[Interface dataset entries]
□ □ □ □ □ □ □

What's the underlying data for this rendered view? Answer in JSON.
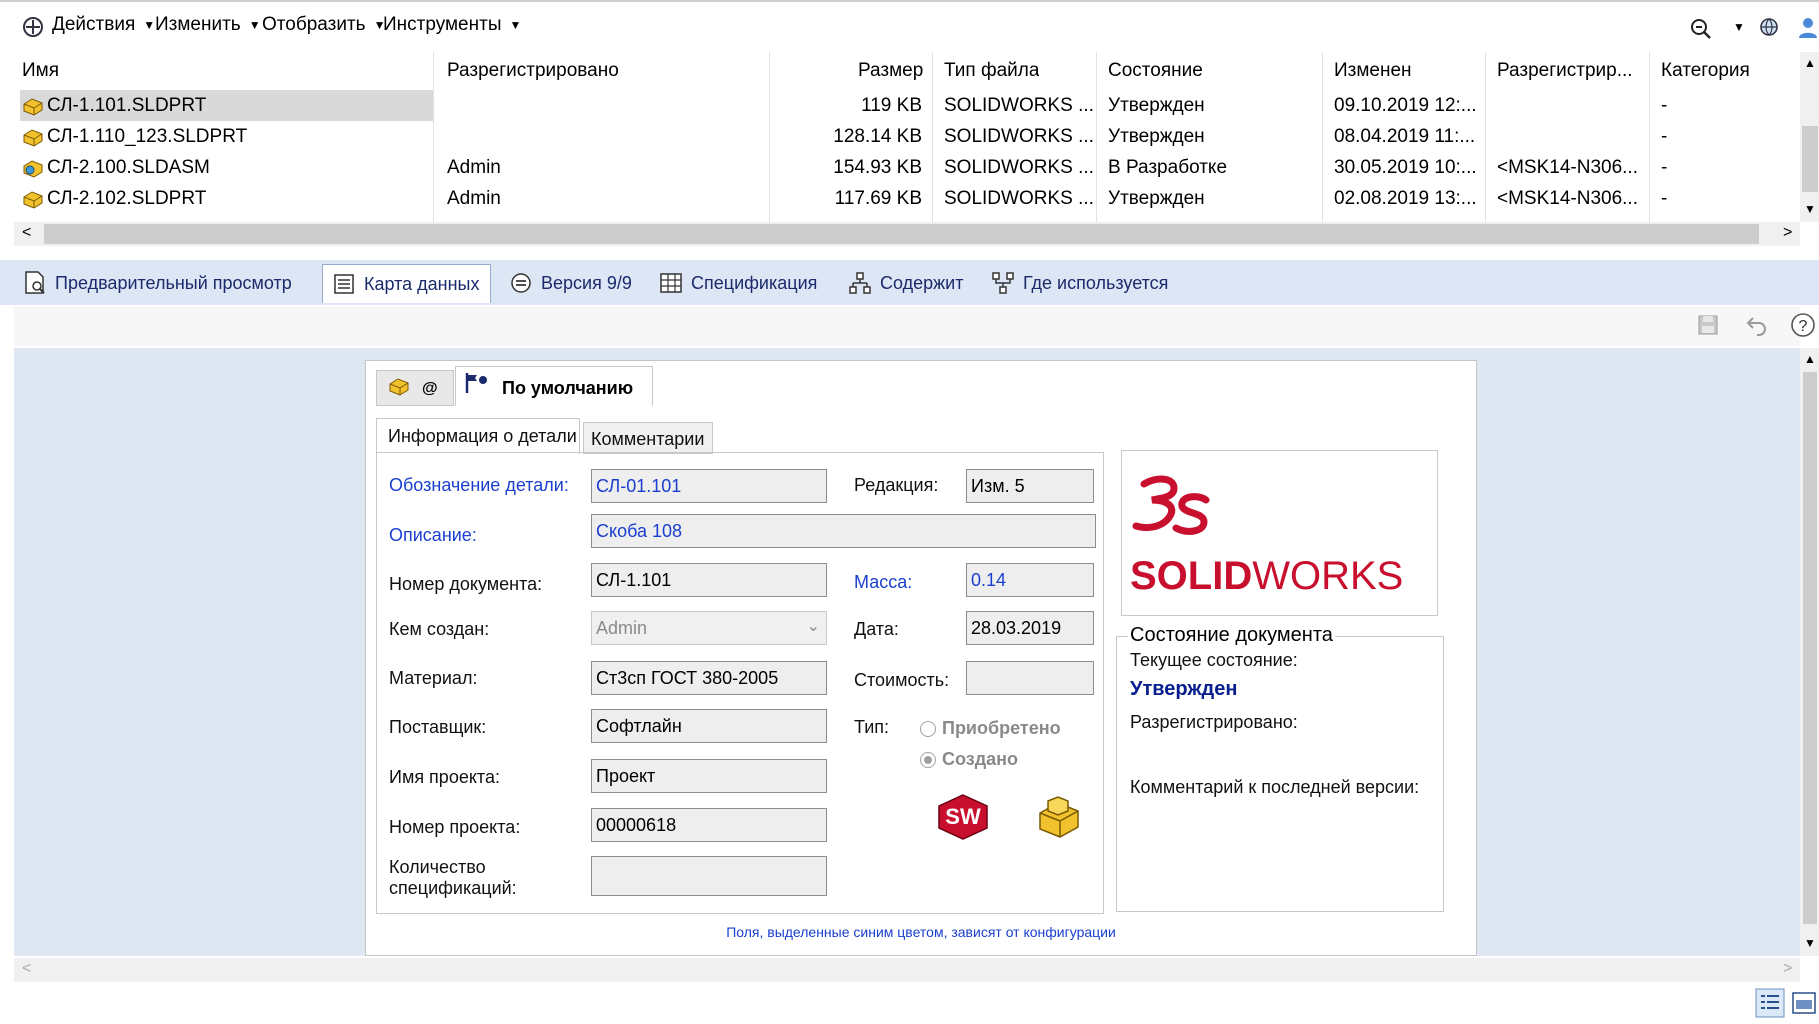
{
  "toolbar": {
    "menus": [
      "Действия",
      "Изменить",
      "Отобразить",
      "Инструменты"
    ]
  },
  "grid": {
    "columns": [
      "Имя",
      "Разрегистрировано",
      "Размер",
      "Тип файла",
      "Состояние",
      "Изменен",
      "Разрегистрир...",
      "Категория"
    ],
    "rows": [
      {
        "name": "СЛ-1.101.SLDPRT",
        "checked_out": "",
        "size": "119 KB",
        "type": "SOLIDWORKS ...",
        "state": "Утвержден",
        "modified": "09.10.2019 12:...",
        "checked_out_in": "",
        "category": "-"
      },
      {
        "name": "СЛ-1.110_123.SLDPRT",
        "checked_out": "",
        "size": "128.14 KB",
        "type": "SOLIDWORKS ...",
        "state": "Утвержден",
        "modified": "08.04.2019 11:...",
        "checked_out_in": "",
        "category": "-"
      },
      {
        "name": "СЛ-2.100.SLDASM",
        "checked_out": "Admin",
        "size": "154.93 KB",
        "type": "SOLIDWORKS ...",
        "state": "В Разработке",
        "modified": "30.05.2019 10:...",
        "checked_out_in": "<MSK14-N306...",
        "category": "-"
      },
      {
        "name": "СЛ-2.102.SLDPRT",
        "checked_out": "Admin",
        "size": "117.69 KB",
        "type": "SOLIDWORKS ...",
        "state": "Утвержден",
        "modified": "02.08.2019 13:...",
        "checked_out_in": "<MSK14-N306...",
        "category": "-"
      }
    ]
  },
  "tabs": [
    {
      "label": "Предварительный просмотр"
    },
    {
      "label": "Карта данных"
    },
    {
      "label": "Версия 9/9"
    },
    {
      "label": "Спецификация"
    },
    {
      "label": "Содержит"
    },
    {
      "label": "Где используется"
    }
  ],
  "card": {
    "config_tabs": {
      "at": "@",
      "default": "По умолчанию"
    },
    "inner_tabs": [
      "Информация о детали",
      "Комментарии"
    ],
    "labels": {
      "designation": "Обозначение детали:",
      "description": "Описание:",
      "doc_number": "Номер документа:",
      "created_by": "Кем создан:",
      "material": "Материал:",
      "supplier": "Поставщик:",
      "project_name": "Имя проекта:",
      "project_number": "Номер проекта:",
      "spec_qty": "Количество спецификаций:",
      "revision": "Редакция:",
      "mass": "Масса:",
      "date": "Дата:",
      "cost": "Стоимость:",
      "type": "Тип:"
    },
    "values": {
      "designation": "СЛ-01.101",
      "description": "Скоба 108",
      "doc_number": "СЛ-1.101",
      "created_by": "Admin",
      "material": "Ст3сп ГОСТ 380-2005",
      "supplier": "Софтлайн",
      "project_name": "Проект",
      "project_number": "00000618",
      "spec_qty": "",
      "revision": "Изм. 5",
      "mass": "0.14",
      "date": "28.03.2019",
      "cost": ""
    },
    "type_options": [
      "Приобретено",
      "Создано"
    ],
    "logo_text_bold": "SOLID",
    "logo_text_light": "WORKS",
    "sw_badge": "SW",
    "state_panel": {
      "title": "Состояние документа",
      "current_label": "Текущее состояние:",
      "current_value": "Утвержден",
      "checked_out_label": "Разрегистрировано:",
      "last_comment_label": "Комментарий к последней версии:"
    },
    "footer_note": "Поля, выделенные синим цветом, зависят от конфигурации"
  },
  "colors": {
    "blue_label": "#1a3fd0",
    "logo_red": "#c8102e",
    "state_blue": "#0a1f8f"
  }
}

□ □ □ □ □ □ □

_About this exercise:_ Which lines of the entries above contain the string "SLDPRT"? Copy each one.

_Your response:_
        "name": "СЛ-1.101.SLDPRT",
        "name": "СЛ-1.110_123.SLDPRT",
        "name": "СЛ-2.102.SLDPRT",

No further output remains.